### What is required
Every line in the records below with the string "caption" is to be copied out.

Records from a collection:

<<<<

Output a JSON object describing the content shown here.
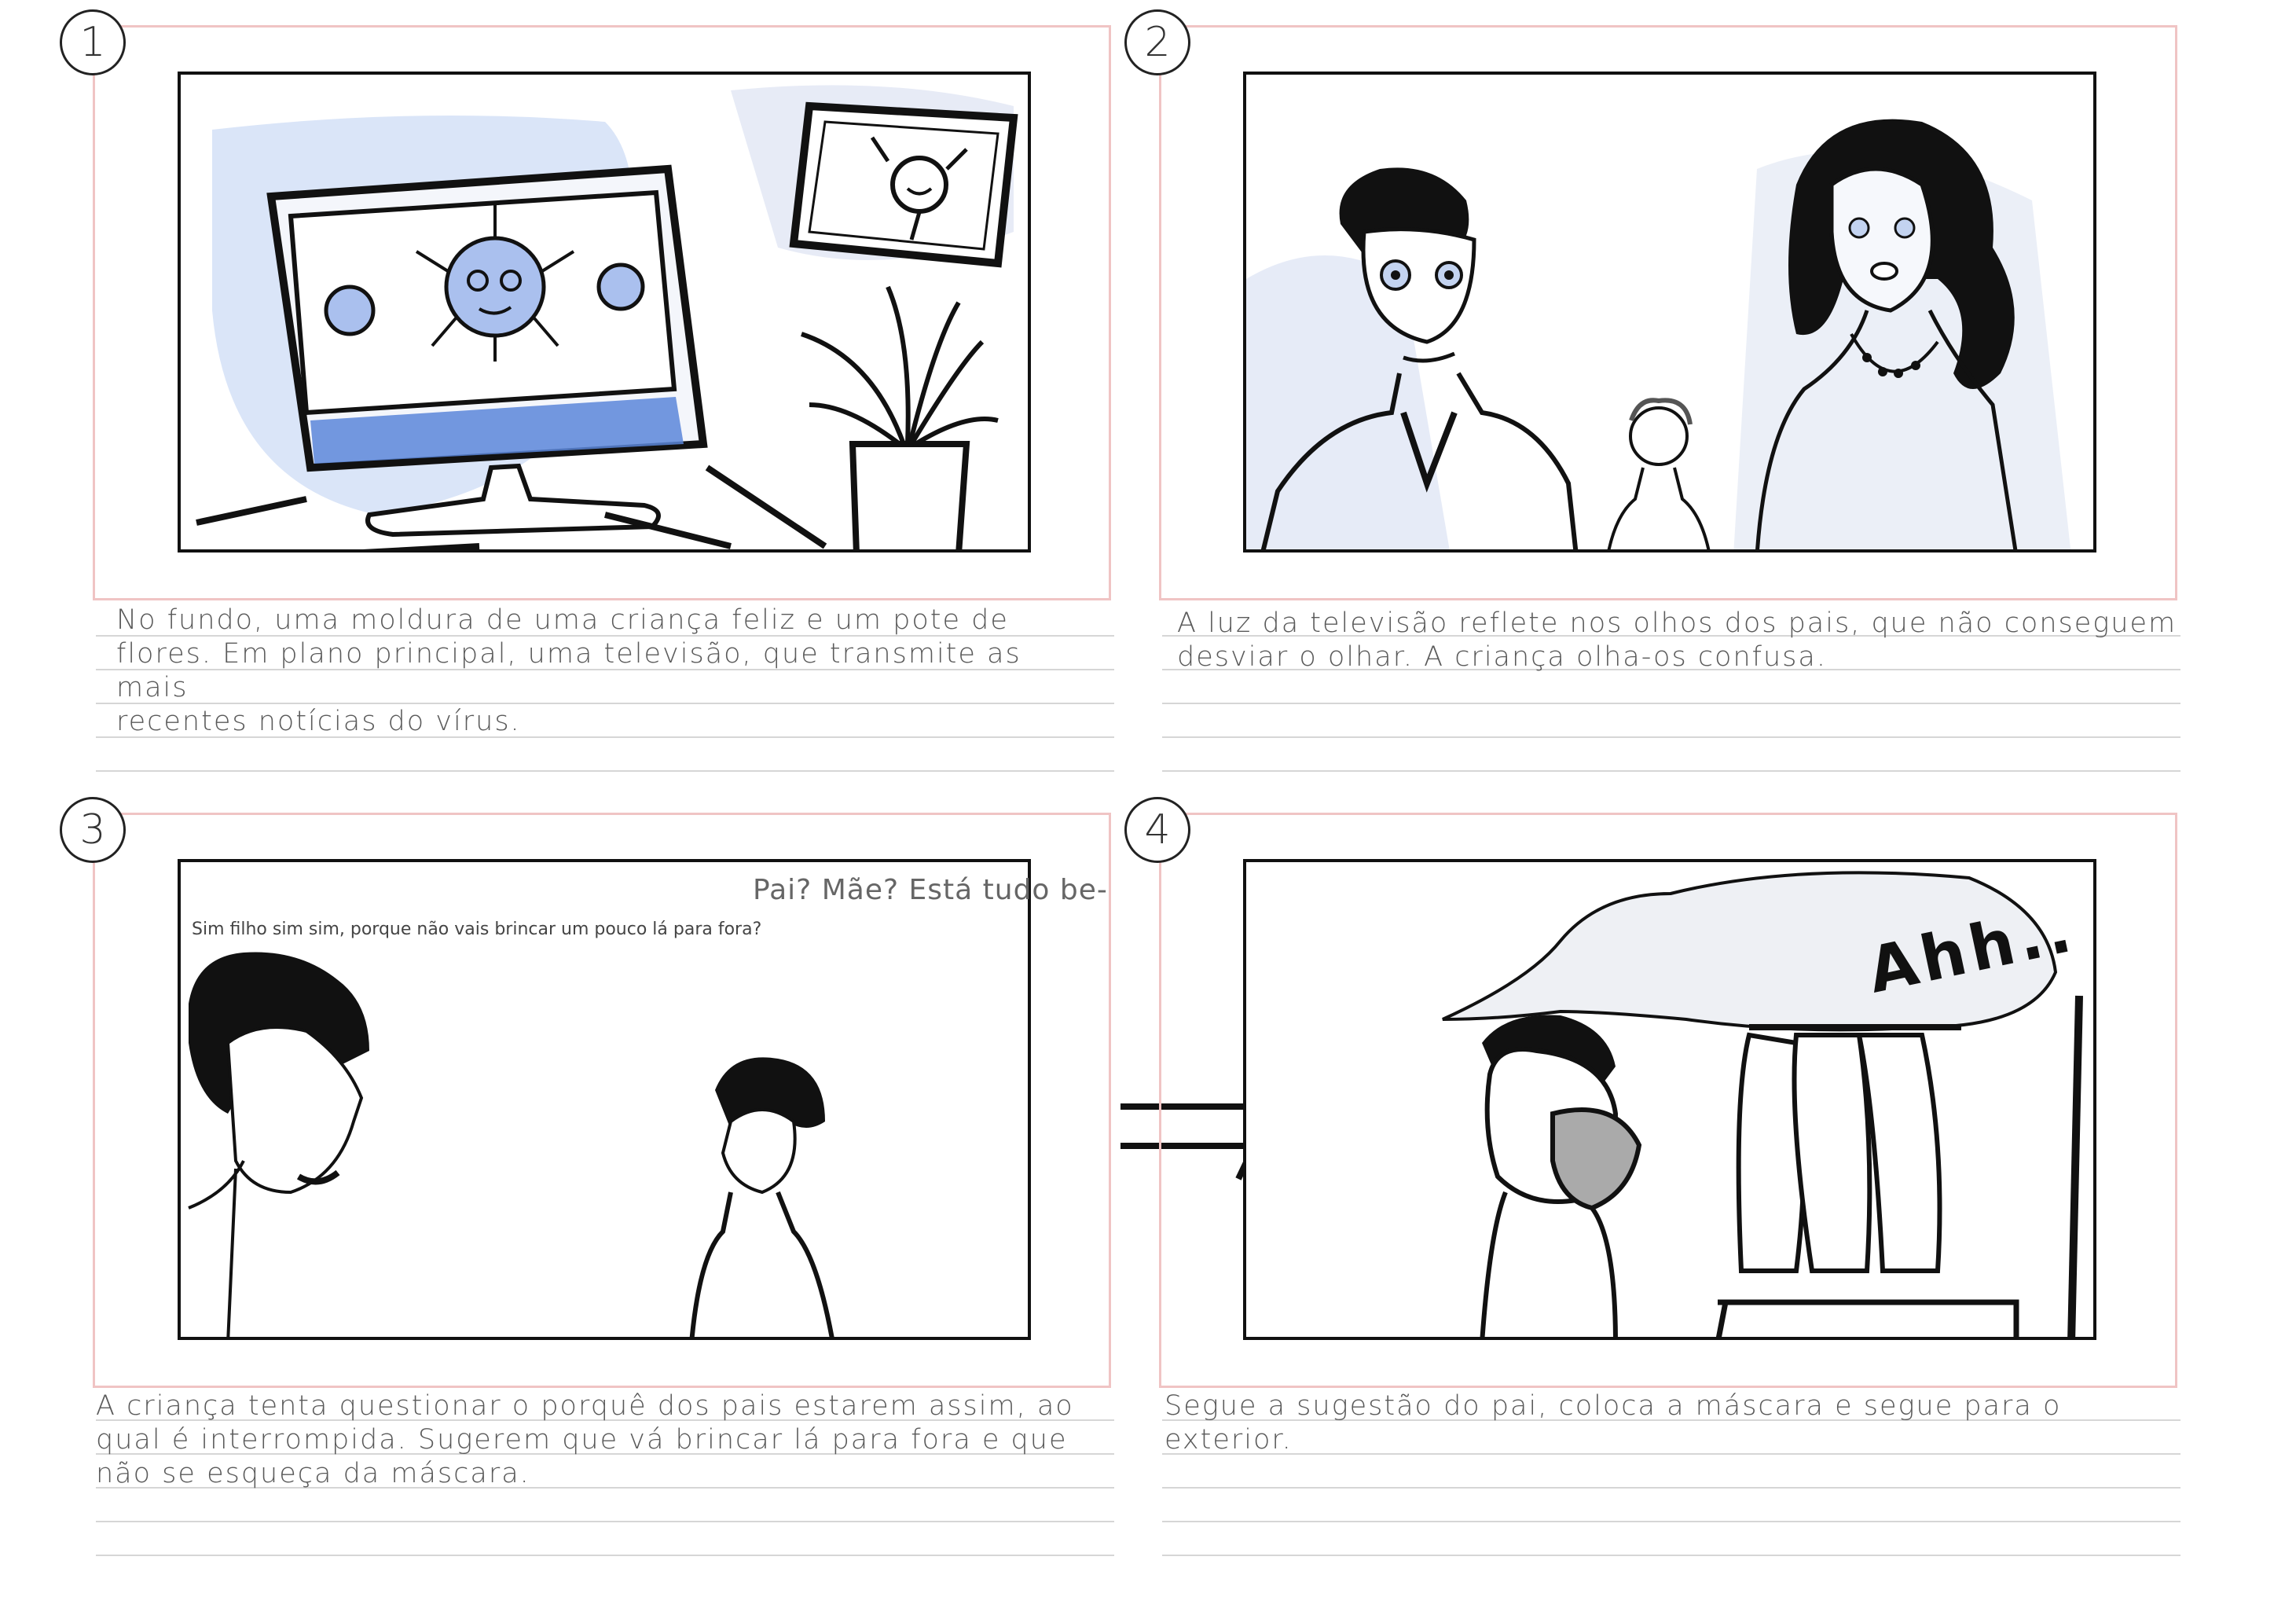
{
  "panels": [
    {
      "number": "1",
      "caption": "No fundo, uma moldura de uma criança feliz e um pote de\nflores. Em plano principal, uma televisão, que transmite as mais\nrecentes notícias do vírus."
    },
    {
      "number": "2",
      "caption": "A luz da televisão reflete nos olhos dos pais, que não conseguem\ndesviar o olhar. A criança olha-os confusa."
    },
    {
      "number": "3",
      "caption": "A criança tenta questionar o porquê dos pais estarem assim, ao\nqual é interrompida. Sugerem que vá brincar lá para fora e que\nnão se esqueça da máscara.",
      "speech_child": "Pai? Mãe? Está tudo be-",
      "speech_parent": "Sim filho sim sim, porque não vais brincar um pouco lá para fora?"
    },
    {
      "number": "4",
      "caption": "Segue a sugestão do pai, coloca a máscara e segue para o\nexterior.",
      "speech_bubble": "Ahh.."
    }
  ],
  "colors": {
    "frame_border": "#f0c4c4",
    "sketch_blue": "#8aa9e6",
    "ink": "#111111",
    "rule": "#d6d6d6"
  }
}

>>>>

### Task output
      "caption": "No fundo, uma moldura de uma criança feliz e um pote de\nflores. Em plano principal, uma televisão, que transmite as mais\nrecentes notícias do vírus."
      "caption": "A luz da televisão reflete nos olhos dos pais, que não conseguem\ndesviar o olhar. A criança olha-os confusa."
      "caption": "A criança tenta questionar o porquê dos pais estarem assim, ao\nqual é interrompida. Sugerem que vá brincar lá para fora e que\nnão se esqueça da máscara.",
      "caption": "Segue a sugestão do pai, coloca a máscara e segue para o\nexterior.",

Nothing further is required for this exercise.